(Page and application data records)
[Start of section]

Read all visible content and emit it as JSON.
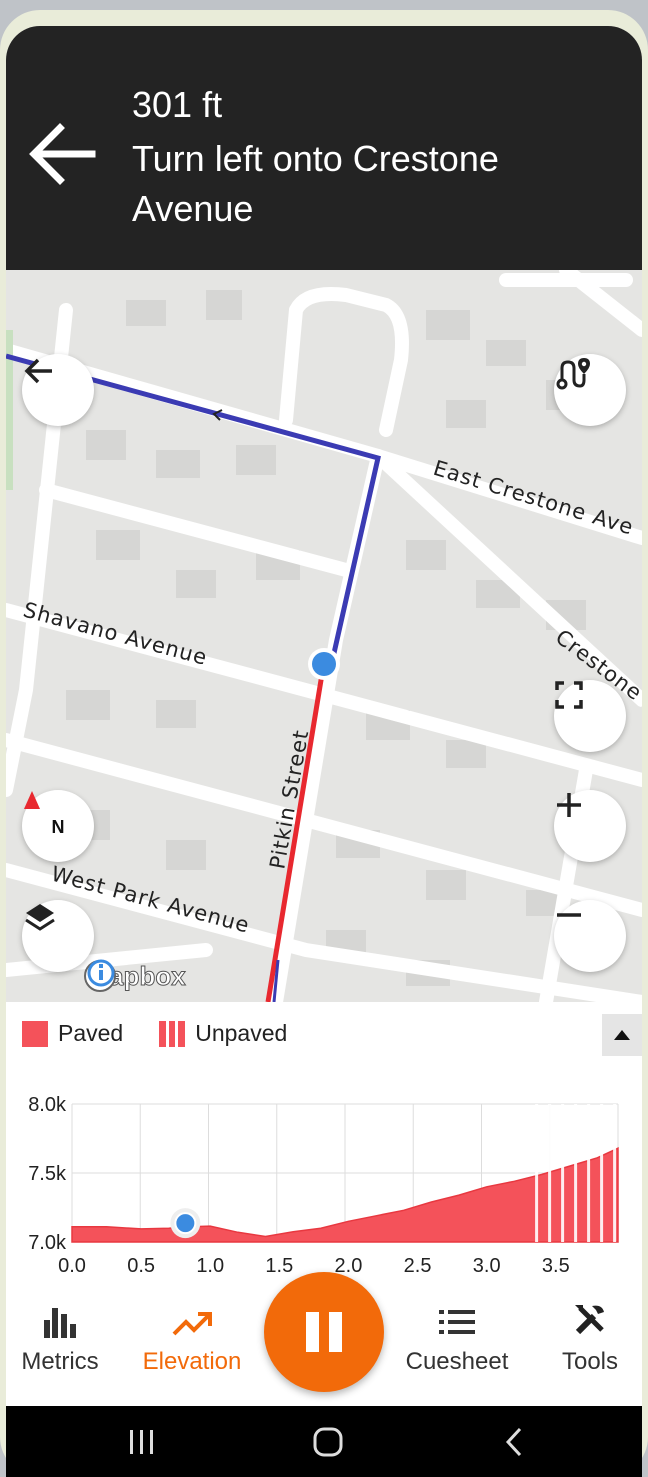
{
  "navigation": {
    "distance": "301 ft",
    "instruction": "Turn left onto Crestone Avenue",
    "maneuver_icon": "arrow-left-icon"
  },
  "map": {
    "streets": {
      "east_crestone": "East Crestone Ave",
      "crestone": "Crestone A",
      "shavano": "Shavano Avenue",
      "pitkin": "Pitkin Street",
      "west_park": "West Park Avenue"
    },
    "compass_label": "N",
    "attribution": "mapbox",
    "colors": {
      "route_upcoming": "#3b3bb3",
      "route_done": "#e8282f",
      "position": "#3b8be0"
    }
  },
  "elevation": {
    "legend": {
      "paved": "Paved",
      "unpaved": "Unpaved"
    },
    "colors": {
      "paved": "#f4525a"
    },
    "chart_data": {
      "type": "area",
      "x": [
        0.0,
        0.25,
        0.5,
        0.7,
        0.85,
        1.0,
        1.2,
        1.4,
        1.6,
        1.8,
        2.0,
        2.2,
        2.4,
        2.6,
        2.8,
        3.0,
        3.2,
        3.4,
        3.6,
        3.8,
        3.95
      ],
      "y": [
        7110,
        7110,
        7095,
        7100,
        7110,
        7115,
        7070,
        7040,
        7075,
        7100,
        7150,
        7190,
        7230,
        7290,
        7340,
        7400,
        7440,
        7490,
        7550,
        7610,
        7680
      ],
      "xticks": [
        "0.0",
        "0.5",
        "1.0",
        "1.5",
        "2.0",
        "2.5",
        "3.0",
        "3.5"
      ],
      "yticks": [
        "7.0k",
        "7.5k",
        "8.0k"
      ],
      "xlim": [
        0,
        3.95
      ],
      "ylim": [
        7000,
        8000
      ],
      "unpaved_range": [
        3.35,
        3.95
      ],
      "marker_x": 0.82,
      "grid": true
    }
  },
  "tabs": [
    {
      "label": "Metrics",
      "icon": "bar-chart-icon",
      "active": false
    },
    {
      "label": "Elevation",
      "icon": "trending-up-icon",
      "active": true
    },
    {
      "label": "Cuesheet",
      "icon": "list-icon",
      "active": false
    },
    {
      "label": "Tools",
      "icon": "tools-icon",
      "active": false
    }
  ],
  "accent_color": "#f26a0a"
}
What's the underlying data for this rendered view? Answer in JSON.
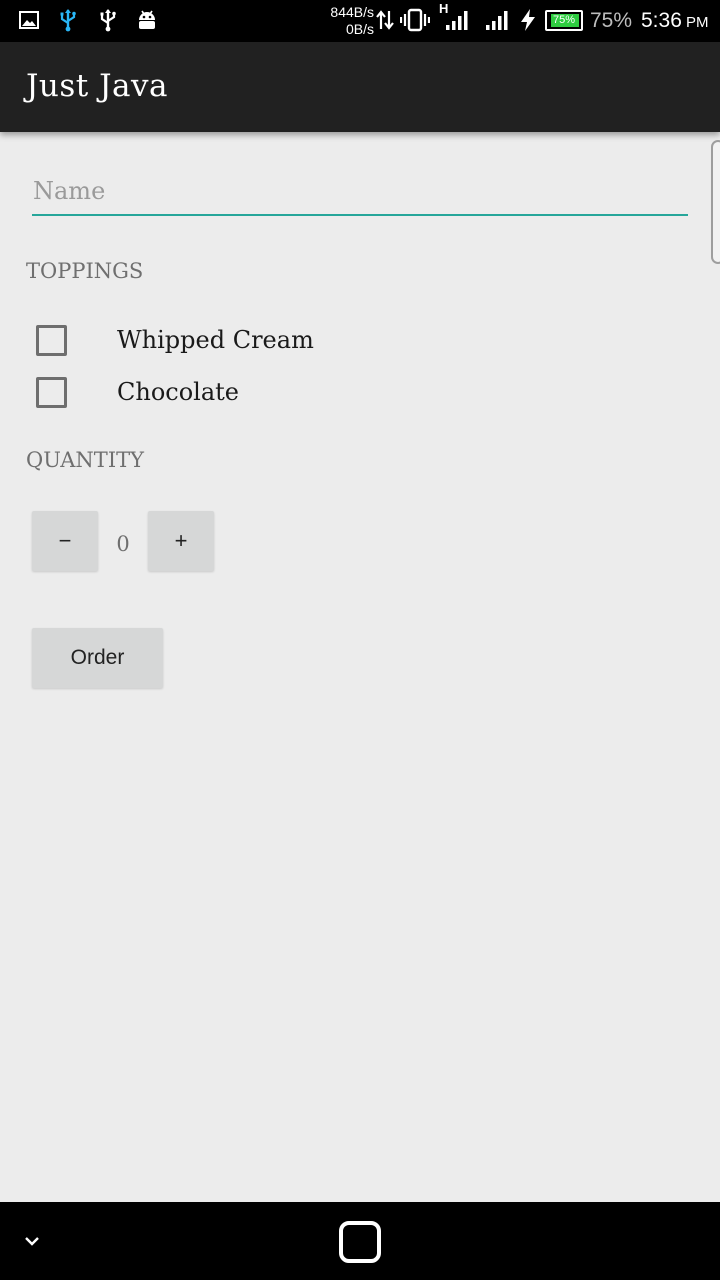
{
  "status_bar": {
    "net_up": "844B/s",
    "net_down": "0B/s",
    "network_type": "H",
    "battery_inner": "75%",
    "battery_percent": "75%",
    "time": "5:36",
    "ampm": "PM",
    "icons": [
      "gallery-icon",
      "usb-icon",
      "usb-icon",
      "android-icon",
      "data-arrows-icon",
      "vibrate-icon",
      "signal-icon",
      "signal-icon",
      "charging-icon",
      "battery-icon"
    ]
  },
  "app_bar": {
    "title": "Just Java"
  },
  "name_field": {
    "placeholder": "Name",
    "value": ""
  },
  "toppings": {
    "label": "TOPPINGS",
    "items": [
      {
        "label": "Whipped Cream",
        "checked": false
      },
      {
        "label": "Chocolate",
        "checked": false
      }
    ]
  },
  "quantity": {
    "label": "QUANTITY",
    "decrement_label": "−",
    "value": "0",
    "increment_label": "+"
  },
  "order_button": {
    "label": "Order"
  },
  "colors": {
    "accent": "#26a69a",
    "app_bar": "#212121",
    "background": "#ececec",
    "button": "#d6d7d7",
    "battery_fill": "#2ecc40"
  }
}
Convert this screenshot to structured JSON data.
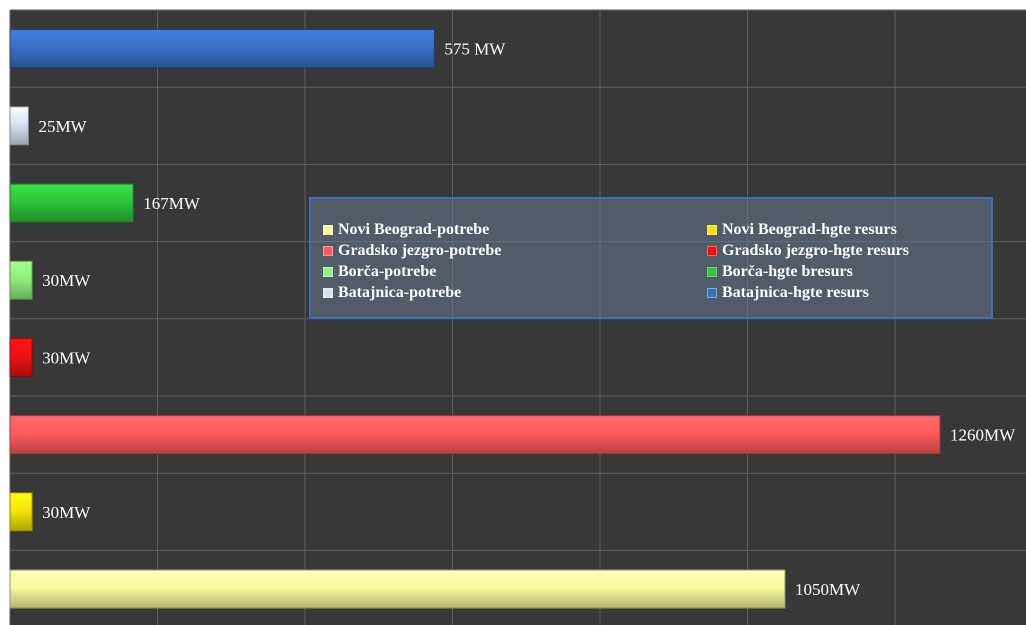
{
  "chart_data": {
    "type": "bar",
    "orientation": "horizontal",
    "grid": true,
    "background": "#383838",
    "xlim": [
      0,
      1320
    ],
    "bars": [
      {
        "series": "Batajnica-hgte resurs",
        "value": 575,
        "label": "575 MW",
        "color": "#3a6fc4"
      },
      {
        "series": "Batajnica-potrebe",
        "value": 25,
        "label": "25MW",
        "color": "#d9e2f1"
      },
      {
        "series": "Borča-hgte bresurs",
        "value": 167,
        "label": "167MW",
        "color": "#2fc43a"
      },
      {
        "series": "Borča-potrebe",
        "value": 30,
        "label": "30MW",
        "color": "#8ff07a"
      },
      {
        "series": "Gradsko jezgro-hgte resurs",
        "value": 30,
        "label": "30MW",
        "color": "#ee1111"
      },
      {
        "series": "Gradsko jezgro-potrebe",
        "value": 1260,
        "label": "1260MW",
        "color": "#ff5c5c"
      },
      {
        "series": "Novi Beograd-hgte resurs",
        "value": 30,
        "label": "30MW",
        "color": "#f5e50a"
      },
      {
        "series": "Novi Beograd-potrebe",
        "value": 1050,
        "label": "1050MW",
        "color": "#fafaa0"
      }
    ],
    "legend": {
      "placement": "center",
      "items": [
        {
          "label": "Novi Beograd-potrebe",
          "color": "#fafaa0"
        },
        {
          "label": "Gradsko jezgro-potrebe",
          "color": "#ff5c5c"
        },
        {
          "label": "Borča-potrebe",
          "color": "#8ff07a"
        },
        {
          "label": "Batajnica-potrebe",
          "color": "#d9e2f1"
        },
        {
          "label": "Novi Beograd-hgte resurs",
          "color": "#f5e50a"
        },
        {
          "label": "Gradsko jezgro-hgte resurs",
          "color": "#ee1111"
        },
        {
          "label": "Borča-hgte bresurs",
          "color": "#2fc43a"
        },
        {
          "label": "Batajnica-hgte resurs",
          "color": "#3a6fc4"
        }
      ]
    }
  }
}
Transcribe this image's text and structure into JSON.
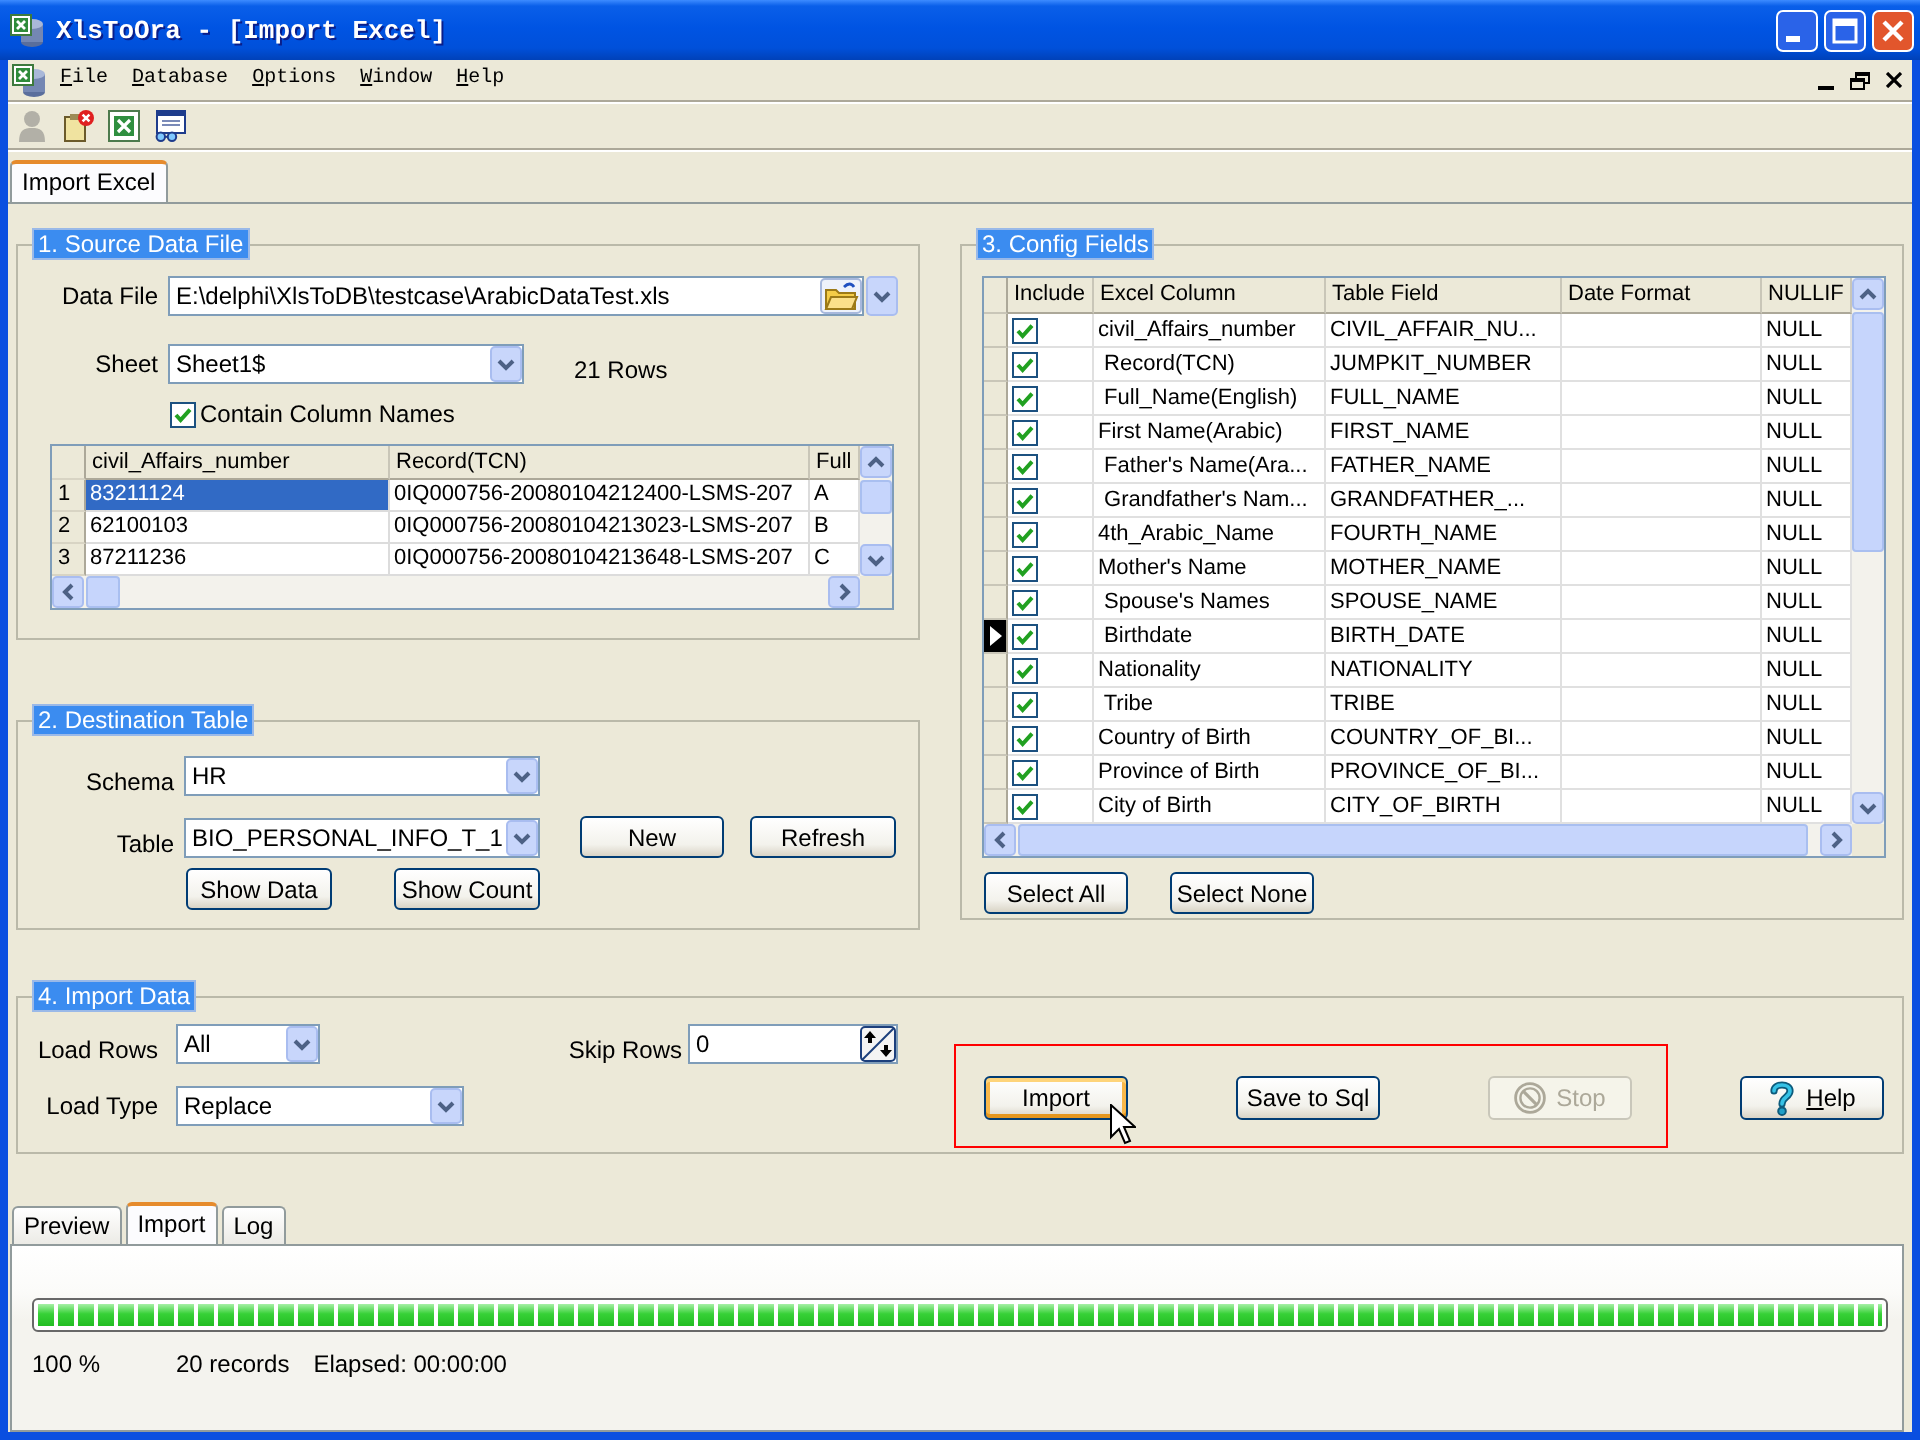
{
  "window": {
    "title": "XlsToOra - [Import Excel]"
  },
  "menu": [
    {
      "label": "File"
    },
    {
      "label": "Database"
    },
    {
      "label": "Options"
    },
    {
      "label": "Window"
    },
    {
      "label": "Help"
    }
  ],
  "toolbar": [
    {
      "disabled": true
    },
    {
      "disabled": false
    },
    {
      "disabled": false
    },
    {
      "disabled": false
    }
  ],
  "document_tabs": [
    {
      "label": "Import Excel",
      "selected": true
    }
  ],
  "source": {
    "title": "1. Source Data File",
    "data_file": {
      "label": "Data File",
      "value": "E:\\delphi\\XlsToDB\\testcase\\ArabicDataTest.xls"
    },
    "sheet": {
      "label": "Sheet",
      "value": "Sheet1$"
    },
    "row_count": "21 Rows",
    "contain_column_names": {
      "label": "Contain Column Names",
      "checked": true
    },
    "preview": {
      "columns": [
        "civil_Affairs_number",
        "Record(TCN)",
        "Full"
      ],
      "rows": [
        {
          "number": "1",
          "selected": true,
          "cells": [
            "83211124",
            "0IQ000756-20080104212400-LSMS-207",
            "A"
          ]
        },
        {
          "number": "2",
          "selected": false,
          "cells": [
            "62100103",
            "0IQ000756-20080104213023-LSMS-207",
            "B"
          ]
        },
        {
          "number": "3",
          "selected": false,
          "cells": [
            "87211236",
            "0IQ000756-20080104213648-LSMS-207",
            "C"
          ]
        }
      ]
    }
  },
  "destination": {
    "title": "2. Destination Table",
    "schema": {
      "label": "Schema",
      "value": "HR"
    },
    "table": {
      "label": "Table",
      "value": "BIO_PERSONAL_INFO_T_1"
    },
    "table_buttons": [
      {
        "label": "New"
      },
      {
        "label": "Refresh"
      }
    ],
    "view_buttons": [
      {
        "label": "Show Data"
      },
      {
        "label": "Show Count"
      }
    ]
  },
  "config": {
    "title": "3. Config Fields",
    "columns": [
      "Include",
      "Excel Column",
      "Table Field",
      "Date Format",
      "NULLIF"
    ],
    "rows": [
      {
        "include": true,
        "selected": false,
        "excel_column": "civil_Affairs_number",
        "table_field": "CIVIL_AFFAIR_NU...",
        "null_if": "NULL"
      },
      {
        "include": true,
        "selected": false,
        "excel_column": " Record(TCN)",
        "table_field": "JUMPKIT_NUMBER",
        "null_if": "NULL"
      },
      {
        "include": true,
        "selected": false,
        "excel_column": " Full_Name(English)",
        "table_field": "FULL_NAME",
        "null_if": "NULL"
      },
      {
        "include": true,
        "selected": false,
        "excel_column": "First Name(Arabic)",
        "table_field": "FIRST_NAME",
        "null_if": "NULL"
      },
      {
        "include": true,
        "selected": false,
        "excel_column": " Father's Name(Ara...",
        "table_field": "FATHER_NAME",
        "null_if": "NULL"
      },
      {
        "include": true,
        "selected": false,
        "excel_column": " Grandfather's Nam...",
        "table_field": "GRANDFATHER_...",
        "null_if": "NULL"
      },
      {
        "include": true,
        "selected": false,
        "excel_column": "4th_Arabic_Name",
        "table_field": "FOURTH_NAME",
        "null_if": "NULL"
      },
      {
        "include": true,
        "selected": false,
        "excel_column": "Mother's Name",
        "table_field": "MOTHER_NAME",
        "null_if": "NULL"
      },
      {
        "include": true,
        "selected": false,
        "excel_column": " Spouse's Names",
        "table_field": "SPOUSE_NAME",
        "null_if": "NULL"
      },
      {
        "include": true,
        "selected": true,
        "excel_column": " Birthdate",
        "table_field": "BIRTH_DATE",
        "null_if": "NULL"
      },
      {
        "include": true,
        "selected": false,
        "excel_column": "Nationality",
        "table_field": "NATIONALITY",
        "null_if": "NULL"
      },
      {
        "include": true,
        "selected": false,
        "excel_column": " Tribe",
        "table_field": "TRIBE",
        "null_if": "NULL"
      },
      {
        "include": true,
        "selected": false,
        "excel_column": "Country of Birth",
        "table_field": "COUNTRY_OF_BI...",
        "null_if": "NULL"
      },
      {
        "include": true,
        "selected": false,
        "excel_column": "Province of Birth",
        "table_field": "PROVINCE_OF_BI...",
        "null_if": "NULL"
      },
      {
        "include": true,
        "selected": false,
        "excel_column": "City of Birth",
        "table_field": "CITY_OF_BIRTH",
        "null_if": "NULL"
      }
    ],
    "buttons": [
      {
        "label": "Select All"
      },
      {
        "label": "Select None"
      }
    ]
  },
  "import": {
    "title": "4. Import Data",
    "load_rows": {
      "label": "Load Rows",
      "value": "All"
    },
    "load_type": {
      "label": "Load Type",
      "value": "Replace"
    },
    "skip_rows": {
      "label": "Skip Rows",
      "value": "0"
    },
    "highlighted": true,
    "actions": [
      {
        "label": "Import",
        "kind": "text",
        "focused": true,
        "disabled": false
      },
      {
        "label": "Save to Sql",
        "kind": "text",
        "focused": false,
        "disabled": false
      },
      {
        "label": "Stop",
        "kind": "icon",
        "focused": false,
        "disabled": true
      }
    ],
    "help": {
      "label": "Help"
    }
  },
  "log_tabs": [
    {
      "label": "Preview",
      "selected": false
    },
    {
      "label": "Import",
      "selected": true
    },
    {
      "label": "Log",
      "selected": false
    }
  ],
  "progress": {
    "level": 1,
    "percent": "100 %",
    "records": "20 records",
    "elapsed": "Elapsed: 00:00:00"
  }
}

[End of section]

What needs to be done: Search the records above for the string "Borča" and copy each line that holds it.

Task answer:
        "series": "Borča-hgte bresurs",
        "series": "Borča-potrebe",
          "label": "Borča-potrebe",
          "label": "Borča-hgte bresurs",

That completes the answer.